    • Warning against what happens when women gain power; a monster is created. Women will use their sexual powers for nothing but harm.
  • Instrument: Feminist View
    • Exposes the absurdity of the strict views of marriage, sex, and gender roles held by the “authorities” of the time; exposes the absurdity of their fear of women taking power through an extreme, unrealistic example
wob according to chaucer the pilgrim
WOB: According to Chaucer the Pilgrim
  • Somewhat deaf.
  • Skilled in cloth-making.
  • 1st to offering at church.
    • Would get angry if someone went ahead; lost charity for her neighbor.
  • Other women scared of her.
  • Flashy dress
    • Heavy head cover; huge hat; scarlet red stockings; new shoes; sharp spurs
  • Bold facial features
  • Red coloring (hair and skin, fair)
  • Widely set apart teeth
  • Large hips; skirt covering
  • Married 5 husbands.
    • Not counting other company in her youth.
  • 3 religious pilgrimages.
    • Jerusalem
  • Traveled many exotic places
  • Knew how to laugh and chatter; sociable
  • Knew about love’s remedies
questions to consider
Questions to consider
  • Has Chaucer created a monster by bringing the antifeminist tradition to life in The Wife of Bath? Or, does Chaucer refute that tradition by showing the absurdity of the antifeminist fear?
  • The Wife of Bath claims that “experience” is a better guide to truth than learned “authorities.” Is there any evidence that Chaucer believes this and is thereby giving us reason to question the authorities?

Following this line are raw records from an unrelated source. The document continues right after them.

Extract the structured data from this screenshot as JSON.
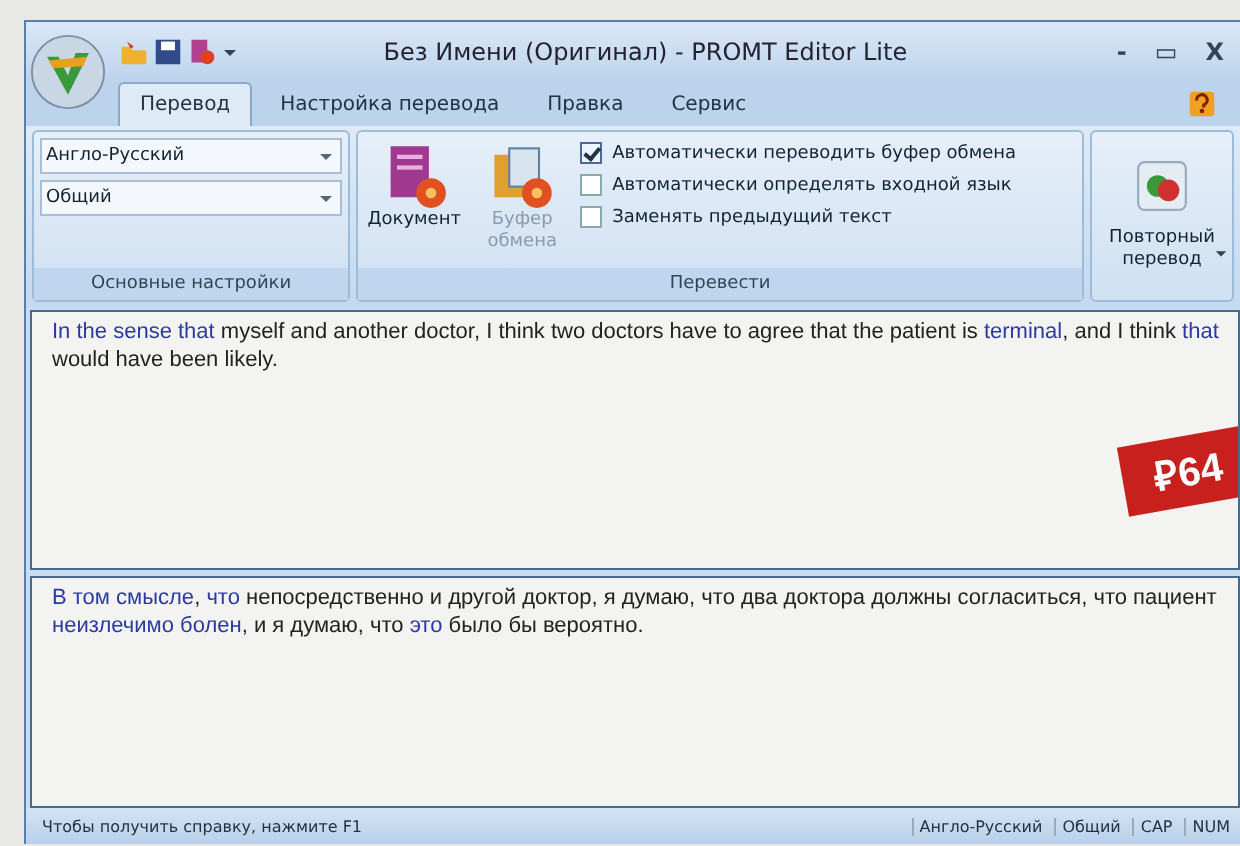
{
  "window": {
    "title": "Без Имени (Оригинал) - PROMT Editor Lite",
    "controls": [
      "-",
      "▭",
      "X"
    ]
  },
  "tabs": [
    {
      "label": "Перевод",
      "selected": true
    },
    {
      "label": "Настройка перевода",
      "selected": false
    },
    {
      "label": "Правка",
      "selected": false
    },
    {
      "label": "Сервис",
      "selected": false
    }
  ],
  "ribbon": {
    "settings": {
      "dropdowns": [
        "Англо-Русский",
        "Общий"
      ],
      "caption": "Основные настройки"
    },
    "translate": {
      "buttons": [
        {
          "label": "Документ",
          "disabled": false
        },
        {
          "label": "Буфер обмена",
          "disabled": true
        }
      ],
      "options": [
        {
          "label": "Автоматически переводить буфер обмена",
          "checked": true
        },
        {
          "label": "Автоматически определять входной язык",
          "checked": false
        },
        {
          "label": "Заменять предыдущий текст",
          "checked": false
        }
      ],
      "caption": "Перевести"
    },
    "retranslate": {
      "label": "Повторный перевод"
    }
  },
  "source_text": [
    {
      "text": "In the sense that",
      "highlighted": true
    },
    {
      "text": " myself and another doctor, I think two doctors have to agree that the patient is ",
      "highlighted": false
    },
    {
      "text": "terminal",
      "highlighted": true
    },
    {
      "text": ", and I think ",
      "highlighted": false
    },
    {
      "text": "that",
      "highlighted": true
    },
    {
      "text": " would have been likely.",
      "highlighted": false
    }
  ],
  "target_text": [
    {
      "text": "В том смысле",
      "highlighted": true
    },
    {
      "text": ", ",
      "highlighted": false
    },
    {
      "text": "что",
      "highlighted": true
    },
    {
      "text": " непосредственно и другой доктор, я думаю, что два доктора должны согласиться, что пациент ",
      "highlighted": false
    },
    {
      "text": "неизлечимо болен",
      "highlighted": true
    },
    {
      "text": ", и я думаю, что ",
      "highlighted": false
    },
    {
      "text": "это",
      "highlighted": true
    },
    {
      "text": " было бы вероятно.",
      "highlighted": false
    }
  ],
  "price_tag": "₽64",
  "status_bar": {
    "hint": "Чтобы получить справку, нажмите F1",
    "panels": [
      "Англо-Русский",
      "Общий",
      "CAP",
      "NUM"
    ]
  }
}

  • Has he assembled all the authorities cited in the “Prologue” in order to demonstrate their shortcomings? Or does the Wife expose her own moral deficiencies in her effort to dismiss them? (In other words, is this a caution against not taking the authorities seriously? Or is this an affirmation that there ARE problems with their thinking?)
the wife of bath is she convincing

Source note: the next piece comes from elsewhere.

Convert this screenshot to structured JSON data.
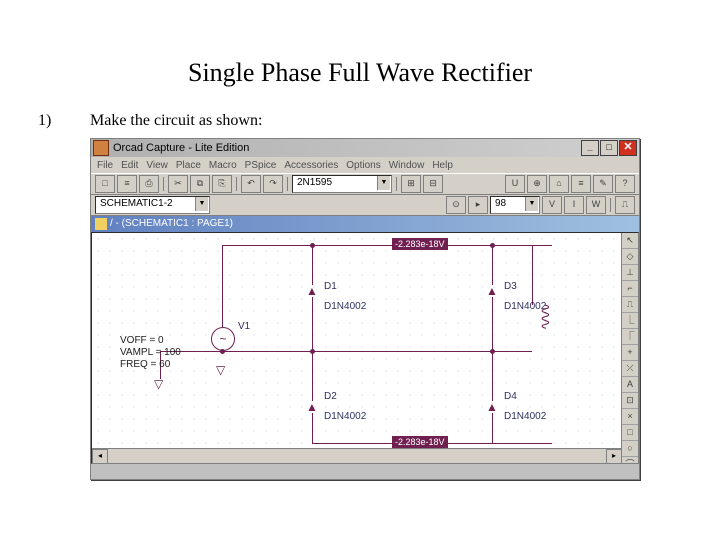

The wife of bath: is she convincing?
  • With a partner, you will read and analyze The Wife of Bath’s arguments in her prologue. You should locate 8 arguments of the Church Fathers and 8 counter-arguments of The Wife of Bath. Cut out the 8 arguments of each and glue them in the appropriate categories. Then you will summarize the argument and decide who you think is more convincing.